**Assigned task:**
Scan the material below for lines with the word "placeholder" and reply with how many there are, nothing else.

____________________

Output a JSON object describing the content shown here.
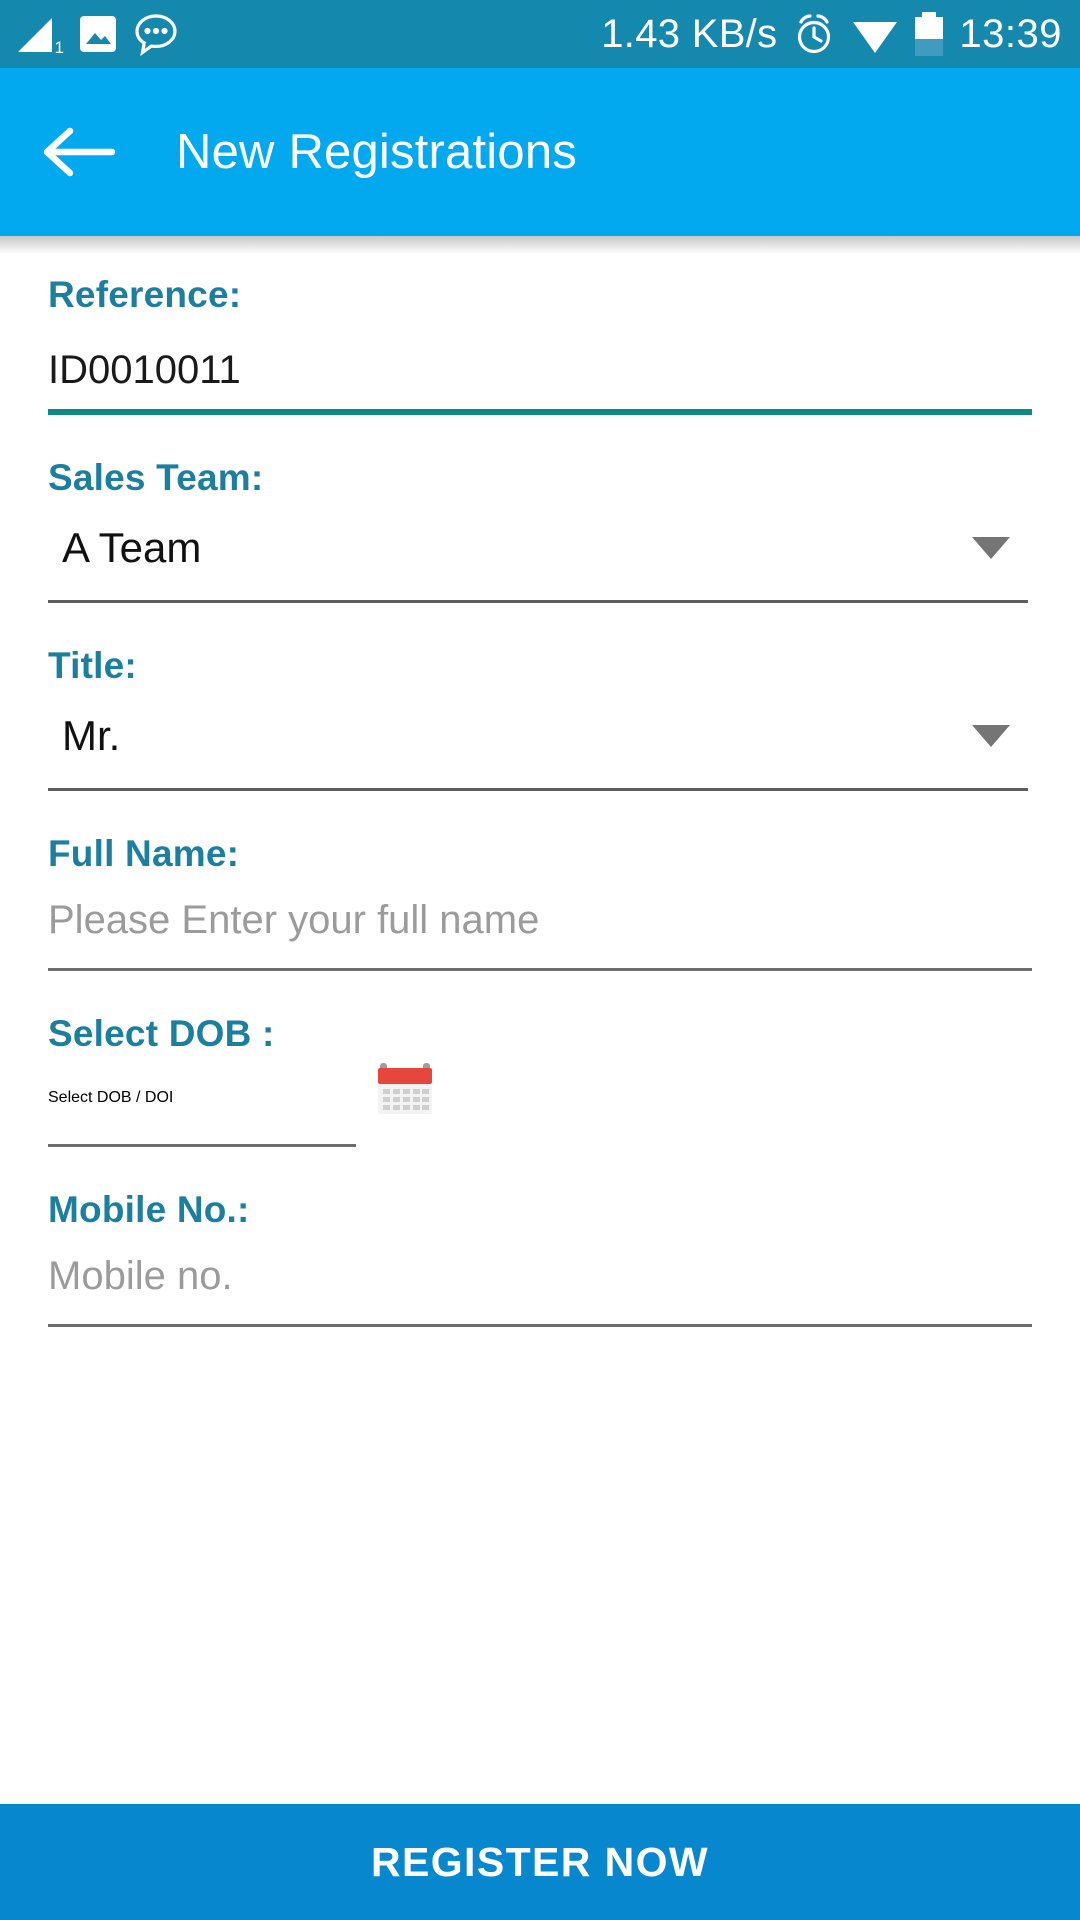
{
  "statusbar": {
    "signal_label": "1",
    "network_speed": "1.43 KB/s",
    "clock": "13:39",
    "icons": [
      "signal-icon",
      "photo-icon",
      "chat-bubble-icon",
      "alarm-icon",
      "wifi-icon",
      "battery-icon"
    ]
  },
  "appbar": {
    "back_icon": "back-arrow-icon",
    "title": "New Registrations",
    "bg_color": "#03a9ef"
  },
  "theme": {
    "label_color": "#1c7fa0",
    "accent_underline": "#0e8a80",
    "statusbar_color": "#1588ae",
    "button_color": "#0787ce"
  },
  "form": {
    "reference": {
      "label": "Reference:",
      "value": "ID0010011"
    },
    "sales_team": {
      "label": "Sales Team:",
      "value": "A Team",
      "caret_icon": "chevron-down-icon"
    },
    "title": {
      "label": "Title:",
      "value": "Mr.",
      "caret_icon": "chevron-down-icon"
    },
    "full_name": {
      "label": "Full Name:",
      "value": "",
      "placeholder": "Please Enter your full name"
    },
    "dob": {
      "label": "Select  DOB :",
      "value": "",
      "placeholder": "Select DOB / DOI",
      "calendar_icon": "calendar-icon"
    },
    "mobile": {
      "label": "Mobile No.:",
      "value": "",
      "placeholder": "Mobile no."
    }
  },
  "footer": {
    "register_label": "REGISTER NOW"
  }
}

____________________

**Your solution:**
3